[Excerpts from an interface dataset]
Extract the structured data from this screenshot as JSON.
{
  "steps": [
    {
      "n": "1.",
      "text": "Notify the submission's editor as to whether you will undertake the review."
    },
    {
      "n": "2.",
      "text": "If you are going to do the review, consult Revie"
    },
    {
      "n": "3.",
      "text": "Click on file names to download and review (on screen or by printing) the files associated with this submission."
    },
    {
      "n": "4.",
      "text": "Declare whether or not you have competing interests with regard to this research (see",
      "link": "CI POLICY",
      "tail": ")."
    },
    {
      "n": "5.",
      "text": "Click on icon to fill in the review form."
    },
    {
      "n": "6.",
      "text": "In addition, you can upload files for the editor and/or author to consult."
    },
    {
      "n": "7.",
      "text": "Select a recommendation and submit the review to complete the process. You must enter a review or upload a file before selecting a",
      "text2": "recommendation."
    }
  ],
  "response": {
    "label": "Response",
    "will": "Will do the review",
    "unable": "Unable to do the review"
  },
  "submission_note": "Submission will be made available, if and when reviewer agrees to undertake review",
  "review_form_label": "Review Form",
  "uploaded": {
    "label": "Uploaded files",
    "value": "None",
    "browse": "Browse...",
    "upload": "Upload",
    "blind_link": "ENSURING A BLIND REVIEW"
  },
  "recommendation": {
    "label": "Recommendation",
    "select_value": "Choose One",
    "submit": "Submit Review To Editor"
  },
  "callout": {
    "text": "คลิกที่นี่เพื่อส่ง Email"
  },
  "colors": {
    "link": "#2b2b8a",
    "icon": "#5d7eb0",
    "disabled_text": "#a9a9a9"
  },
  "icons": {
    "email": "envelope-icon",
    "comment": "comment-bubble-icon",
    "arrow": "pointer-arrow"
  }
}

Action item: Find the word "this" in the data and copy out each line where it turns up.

Task response:
Extract the structured data from this screenshot as JSON.
      "text": "Click on file names to download and review (on screen or by printing) the files associated with this submission."
      "text": "Declare whether or not you have competing interests with regard to this research (see",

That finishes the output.